Sometimes life has a funny way of lining up opportunities, and one presented itself when Patrick from ServeTheHome reached out and said, "Jeff, I have an Ampere Altra Max server. You wanna come see it?"

Of course I did.

But seeing as Patrick is more than 800 miles away, I had to come up with a reason to go see it, so I pulled out my 6-node Raspberry Pi cluster—with it's 24 ARM Cortex A72 CPU cores—and decided to have a little competition.

And of course that competition is documented in a YouTube video:

Microsoft is still far behind: Windows on ARM

In spite of Microsoft's cryptic announcement of Project Volterra, and Qualcomm's continuous lineup of 'flagship' ARM SoCs for Windows, Microsoft is still behind the 8-ball when it comes to ARM.

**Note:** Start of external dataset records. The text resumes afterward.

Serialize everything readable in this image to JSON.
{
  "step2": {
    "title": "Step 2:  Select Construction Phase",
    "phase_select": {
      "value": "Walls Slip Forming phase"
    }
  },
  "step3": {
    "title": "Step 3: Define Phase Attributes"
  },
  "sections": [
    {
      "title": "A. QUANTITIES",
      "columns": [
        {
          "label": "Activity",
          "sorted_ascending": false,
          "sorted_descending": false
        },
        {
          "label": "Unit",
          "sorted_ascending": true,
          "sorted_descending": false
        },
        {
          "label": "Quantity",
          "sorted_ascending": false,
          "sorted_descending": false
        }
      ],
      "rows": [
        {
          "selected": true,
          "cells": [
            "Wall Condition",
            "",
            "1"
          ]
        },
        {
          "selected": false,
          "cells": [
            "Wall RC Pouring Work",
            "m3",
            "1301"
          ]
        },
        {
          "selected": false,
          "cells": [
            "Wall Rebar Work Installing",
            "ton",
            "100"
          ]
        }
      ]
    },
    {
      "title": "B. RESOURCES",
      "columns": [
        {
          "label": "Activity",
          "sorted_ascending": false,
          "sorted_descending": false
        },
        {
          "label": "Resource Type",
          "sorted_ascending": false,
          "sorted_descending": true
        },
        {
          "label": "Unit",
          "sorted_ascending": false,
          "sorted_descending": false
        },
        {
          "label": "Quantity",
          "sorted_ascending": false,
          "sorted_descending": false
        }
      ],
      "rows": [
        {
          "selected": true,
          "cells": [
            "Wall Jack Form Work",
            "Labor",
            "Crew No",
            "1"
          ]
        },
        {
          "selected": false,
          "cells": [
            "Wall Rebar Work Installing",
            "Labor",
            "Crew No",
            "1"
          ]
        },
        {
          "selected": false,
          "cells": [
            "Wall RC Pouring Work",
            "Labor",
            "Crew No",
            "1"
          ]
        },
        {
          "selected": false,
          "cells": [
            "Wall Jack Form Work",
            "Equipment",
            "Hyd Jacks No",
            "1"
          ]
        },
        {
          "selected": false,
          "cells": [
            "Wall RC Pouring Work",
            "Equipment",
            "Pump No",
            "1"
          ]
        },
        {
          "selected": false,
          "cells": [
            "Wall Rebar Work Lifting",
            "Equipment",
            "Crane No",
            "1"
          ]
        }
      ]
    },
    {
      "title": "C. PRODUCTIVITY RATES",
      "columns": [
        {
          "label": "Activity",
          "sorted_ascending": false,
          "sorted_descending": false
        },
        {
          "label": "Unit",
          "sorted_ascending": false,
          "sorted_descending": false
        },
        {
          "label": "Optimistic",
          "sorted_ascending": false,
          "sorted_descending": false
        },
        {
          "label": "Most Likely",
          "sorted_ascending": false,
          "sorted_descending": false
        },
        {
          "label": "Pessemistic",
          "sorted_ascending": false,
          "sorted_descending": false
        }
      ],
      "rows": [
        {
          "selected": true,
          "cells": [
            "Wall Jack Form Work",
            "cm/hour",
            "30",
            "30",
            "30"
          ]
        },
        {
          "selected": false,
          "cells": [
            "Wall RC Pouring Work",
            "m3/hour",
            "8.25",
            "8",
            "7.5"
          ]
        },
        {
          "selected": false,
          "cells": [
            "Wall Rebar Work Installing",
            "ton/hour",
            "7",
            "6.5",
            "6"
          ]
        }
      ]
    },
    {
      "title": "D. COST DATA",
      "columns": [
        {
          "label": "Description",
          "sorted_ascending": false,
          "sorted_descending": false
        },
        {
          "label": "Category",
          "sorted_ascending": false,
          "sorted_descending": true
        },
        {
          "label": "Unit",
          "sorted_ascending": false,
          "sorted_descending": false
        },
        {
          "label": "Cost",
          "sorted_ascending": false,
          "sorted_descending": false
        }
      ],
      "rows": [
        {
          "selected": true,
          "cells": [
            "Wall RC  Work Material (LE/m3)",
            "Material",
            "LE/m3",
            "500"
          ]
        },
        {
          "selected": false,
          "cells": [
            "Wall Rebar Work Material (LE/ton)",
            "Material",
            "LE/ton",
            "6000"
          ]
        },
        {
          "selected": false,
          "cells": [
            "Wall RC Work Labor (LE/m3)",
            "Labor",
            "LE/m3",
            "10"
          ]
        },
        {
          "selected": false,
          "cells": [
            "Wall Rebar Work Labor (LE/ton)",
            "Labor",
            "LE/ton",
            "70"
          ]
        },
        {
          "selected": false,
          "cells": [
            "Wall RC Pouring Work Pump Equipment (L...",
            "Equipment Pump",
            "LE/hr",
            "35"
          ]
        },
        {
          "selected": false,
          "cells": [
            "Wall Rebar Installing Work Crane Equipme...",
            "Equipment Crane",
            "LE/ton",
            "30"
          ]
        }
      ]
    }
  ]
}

Apparently, in 2016, Microsoft entered into an exclusivity deal with Qualcomm. That's why all official 'Windows on ARM' devices use Qualcomm SoCs. At the time, Apple hadn't yet pulled off its third major architecture shift for macOS, from Intel X86 to ARM.

Looking back, products like the Surface Pro X and the myriad ARM for Windows laptops, were basically built to a budget and for portability above all else. They were never competitive with Intel/AMD-based computers. Microsoft seemed to think ARM would always remain in a niche, only used for light, mobility-first devices.